Going for broke and wearing its heart on its sleeve for all to appreciate, The Greatest Showman is a corny yet engaging musical that embraces its overt positivity with stride.
An enthusiastically romanticised telling of how legendary American showman P.T. Barnum (portrayed by a wholly committed Hugh Jackman) worked his way from rags to riches with little more than determination and pluck, The Greatest Showman announces its affirmative temperament from the opening number; a bouncy tune, appropriately titled “The Greatest Show”, that sets the tone for the surprisingly modern-adjacent soundtrack.

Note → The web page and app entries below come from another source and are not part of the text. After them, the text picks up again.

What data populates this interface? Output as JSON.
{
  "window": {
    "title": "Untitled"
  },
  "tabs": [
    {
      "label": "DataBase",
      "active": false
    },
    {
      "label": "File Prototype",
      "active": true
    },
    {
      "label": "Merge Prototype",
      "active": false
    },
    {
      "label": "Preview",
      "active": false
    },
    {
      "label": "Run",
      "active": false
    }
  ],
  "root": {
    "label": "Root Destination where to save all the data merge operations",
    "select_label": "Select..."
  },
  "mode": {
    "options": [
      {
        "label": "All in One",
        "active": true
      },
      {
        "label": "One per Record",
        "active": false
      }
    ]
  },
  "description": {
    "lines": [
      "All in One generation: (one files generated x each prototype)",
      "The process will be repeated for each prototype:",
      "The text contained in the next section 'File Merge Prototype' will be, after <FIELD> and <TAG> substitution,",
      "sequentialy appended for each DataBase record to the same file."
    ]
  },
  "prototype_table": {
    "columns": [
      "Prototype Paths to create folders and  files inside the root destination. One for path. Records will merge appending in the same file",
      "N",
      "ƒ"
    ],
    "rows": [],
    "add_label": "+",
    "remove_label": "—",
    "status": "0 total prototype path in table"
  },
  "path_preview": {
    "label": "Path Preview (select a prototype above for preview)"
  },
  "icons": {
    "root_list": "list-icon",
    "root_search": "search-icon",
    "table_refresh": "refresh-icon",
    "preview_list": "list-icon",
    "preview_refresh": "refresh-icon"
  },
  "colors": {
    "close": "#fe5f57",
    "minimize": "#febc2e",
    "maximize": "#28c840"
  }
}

Living in poverty with his supportive wife (Michelle Williams, all smiles and sweet nature) and two young daughters, Barnum hopes to reel in the townsfolk with an elaborate museum with the promise of the most curious creations inside. His venture is unsurprisingly a bust, but before the Bill Condon (Chicago) penned script can roll out another slickly choreographed number, a lightbulb moment occurs for Barnum – why sell fake curiosity when the real thing is far more elaborate.

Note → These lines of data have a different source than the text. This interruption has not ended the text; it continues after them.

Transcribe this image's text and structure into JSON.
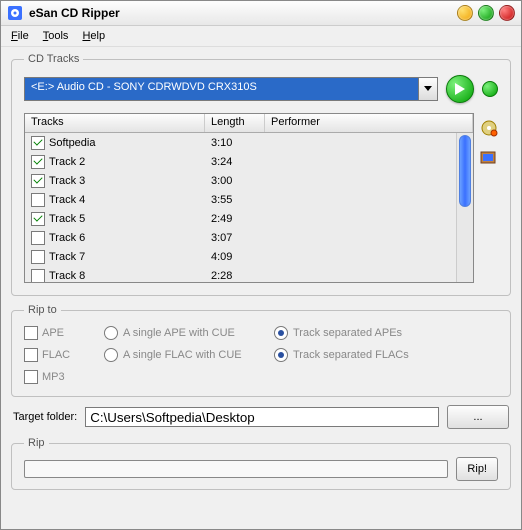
{
  "app": {
    "title": "eSan CD Ripper"
  },
  "menu": {
    "file": "File",
    "tools": "Tools",
    "help": "Help"
  },
  "groups": {
    "tracks": "CD Tracks",
    "ripto": "Rip to",
    "rip": "Rip"
  },
  "drive": {
    "selected": "<E:> Audio CD - SONY    CDRWDVD CRX310S"
  },
  "columns": {
    "tracks": "Tracks",
    "length": "Length",
    "performer": "Performer"
  },
  "tracks": [
    {
      "checked": true,
      "name": "Softpedia",
      "length": "3:10",
      "performer": ""
    },
    {
      "checked": true,
      "name": "Track 2",
      "length": "3:24",
      "performer": ""
    },
    {
      "checked": true,
      "name": "Track 3",
      "length": "3:00",
      "performer": ""
    },
    {
      "checked": false,
      "name": "Track 4",
      "length": "3:55",
      "performer": ""
    },
    {
      "checked": true,
      "name": "Track 5",
      "length": "2:49",
      "performer": ""
    },
    {
      "checked": false,
      "name": "Track 6",
      "length": "3:07",
      "performer": ""
    },
    {
      "checked": false,
      "name": "Track 7",
      "length": "4:09",
      "performer": ""
    },
    {
      "checked": false,
      "name": "Track 8",
      "length": "2:28",
      "performer": ""
    }
  ],
  "ripto": {
    "ape": {
      "label": "APE",
      "single": "A single APE with CUE",
      "sep": "Track separated APEs"
    },
    "flac": {
      "label": "FLAC",
      "single": "A single FLAC with CUE",
      "sep": "Track separated FLACs"
    },
    "mp3": {
      "label": "MP3"
    }
  },
  "target": {
    "label": "Target folder:",
    "value": "C:\\Users\\Softpedia\\Desktop",
    "browse": "..."
  },
  "rip": {
    "button": "Rip!"
  }
}
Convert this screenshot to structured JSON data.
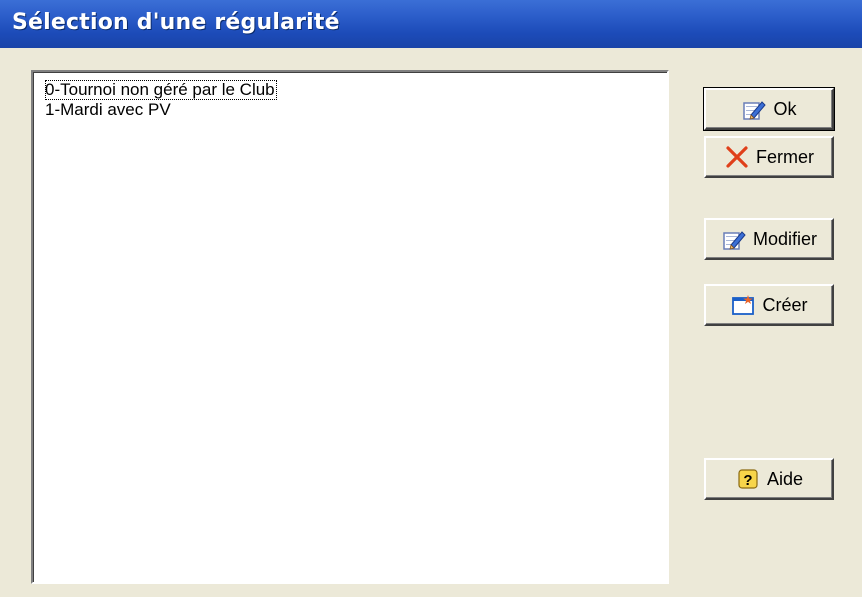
{
  "window": {
    "title": "Sélection d'une régularité"
  },
  "list": {
    "items": [
      {
        "label": "0-Tournoi non géré par le Club",
        "focused": true
      },
      {
        "label": "1-Mardi avec PV",
        "focused": false
      }
    ]
  },
  "buttons": {
    "ok": {
      "label": "Ok",
      "icon": "edit-pencil-icon"
    },
    "fermer": {
      "label": "Fermer",
      "icon": "close-x-icon"
    },
    "modifier": {
      "label": "Modifier",
      "icon": "edit-pencil-icon"
    },
    "creer": {
      "label": "Créer",
      "icon": "new-window-icon"
    },
    "aide": {
      "label": "Aide",
      "icon": "help-icon"
    }
  }
}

Bearded ladies, gravity-defying acrobats, men of large stature in both their height and weight…Barnum recruited a slew of characters that society had unfairly shunned, and it wasn’t long before the very people that rejected them were coming in droves to witness their unique talents in a travelling troupe that would ultimately coin the term “the Circus”.

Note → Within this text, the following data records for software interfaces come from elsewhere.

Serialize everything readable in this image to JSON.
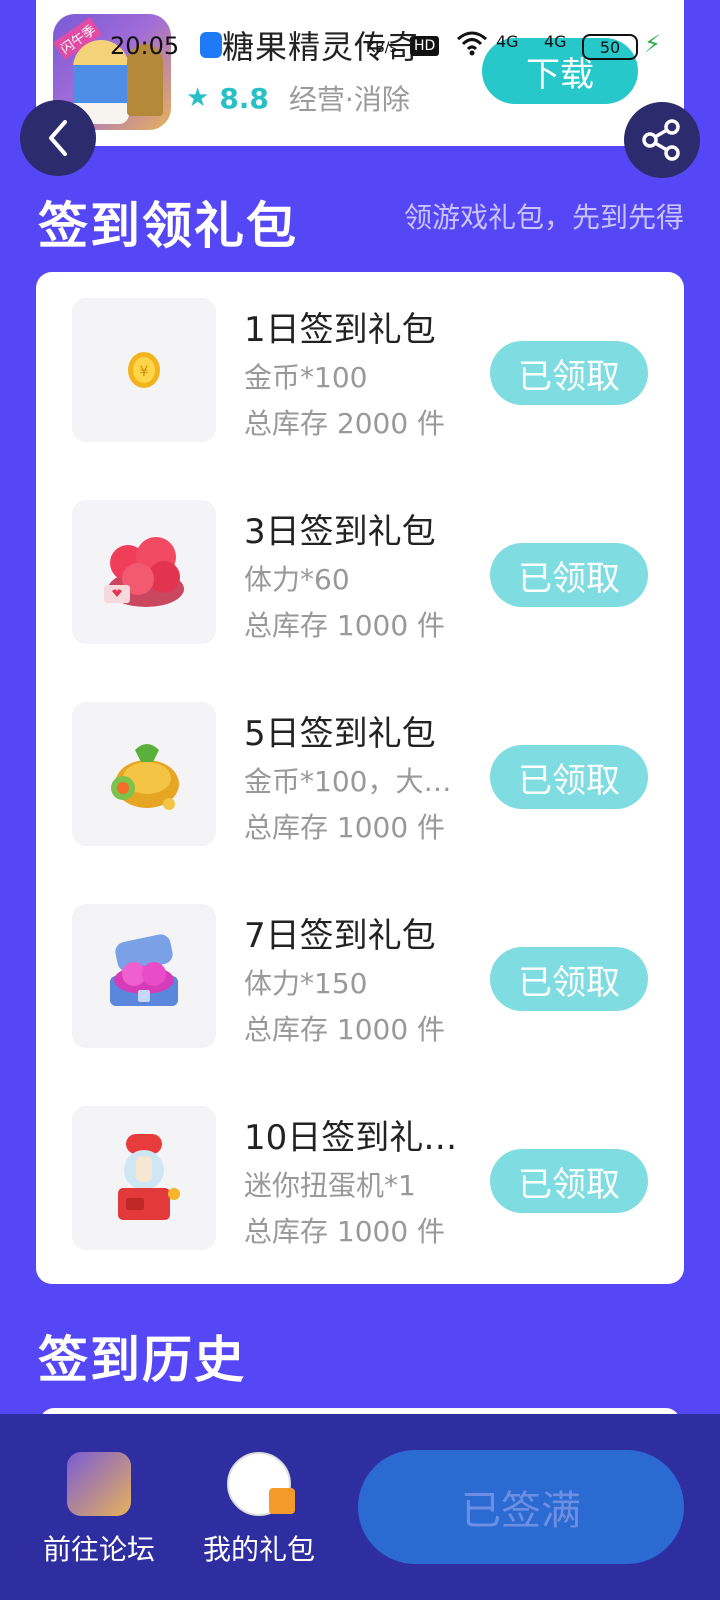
{
  "game": {
    "title": "糖果精灵传奇",
    "rating": "8.8",
    "genre": "经营·消除",
    "download_label": "下载",
    "icon_tag": "闪午季"
  },
  "status_bar": {
    "time": "20:05",
    "speed": "KB/s",
    "hd": "HD",
    "net1": "4G",
    "net2": "4G",
    "battery": "50"
  },
  "checkin": {
    "title": "签到领礼包",
    "subtitle": "领游戏礼包，先到先得",
    "gifts": [
      {
        "name": "1日签到礼包",
        "content": "金币*100",
        "stock": "总库存 2000 件",
        "button": "已领取",
        "icon": "coin-icon"
      },
      {
        "name": "3日签到礼包",
        "content": "体力*60",
        "stock": "总库存 1000 件",
        "button": "已领取",
        "icon": "hearts-icon"
      },
      {
        "name": "5日签到礼包",
        "content": "金币*100，大…",
        "stock": "总库存 1000 件",
        "button": "已领取",
        "icon": "money-bag-icon"
      },
      {
        "name": "7日签到礼包",
        "content": "体力*150",
        "stock": "总库存 1000 件",
        "button": "已领取",
        "icon": "heart-chest-icon"
      },
      {
        "name": "10日签到礼…",
        "content": "迷你扭蛋机*1",
        "stock": "总库存 1000 件",
        "button": "已领取",
        "icon": "gacha-machine-icon"
      }
    ]
  },
  "history": {
    "title": "签到历史"
  },
  "bottom_bar": {
    "forum_label": "前往论坛",
    "my_gifts_label": "我的礼包",
    "signed_label": "已签满"
  },
  "colors": {
    "background": "#5547f5",
    "accent": "#27c8c9",
    "claimed": "#7fdde1",
    "bottom_bar": "#2f2ea0",
    "signed_button": "#2b6ad0"
  }
}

As far as plot goes, The Greatest Showman moves at an alarming pace, and its when the song and dance numbers are put on pause that the film momentarily falters. The dialogue is a little too on-the-nose at times, a vernacular that sheens the film in a candy-coated haze that highlights its camp factor, but given how heartfelt and traditional the film appears though, this device doesn’t feel entirely out of place.
Thankfully, the musical numbers are spliced within the story in rapid succession, and the La La Land writing duo of Benj Pasek and Justin Paul assure that each song and accompanying visuals are sumptuous to all the senses; the Golden Globe-nominated inspiration ballad “This Is Me” likely to earn accolades akin to La La Land‘s “City of Stars”.
As appropriately cheesy and just as hyperactive as the circus at its core, The Greatest Showman can’t help but charm its audience – if they are receptive to its vibe. This isn’t a subtle, finely tuned piece of art, this is cheery lunacy that revels in its attempt to call back on the positive musicals of the past, and thanks to the gentlemanly act of Jackman and his fine cohorts (a suitably suave Zac Efron as Barnum’s business partner, a stunningly icy Rebecca Ferguson as a famous singer, and an underused but still effortlessly charming Zendaya as a high-flying acrobat) it succeeds in putting on one hell of a show.
Review Score: THREE AND A HALF STARS (OUT OF FIVE)
The Greatest Showman hits cinemas Boxing Day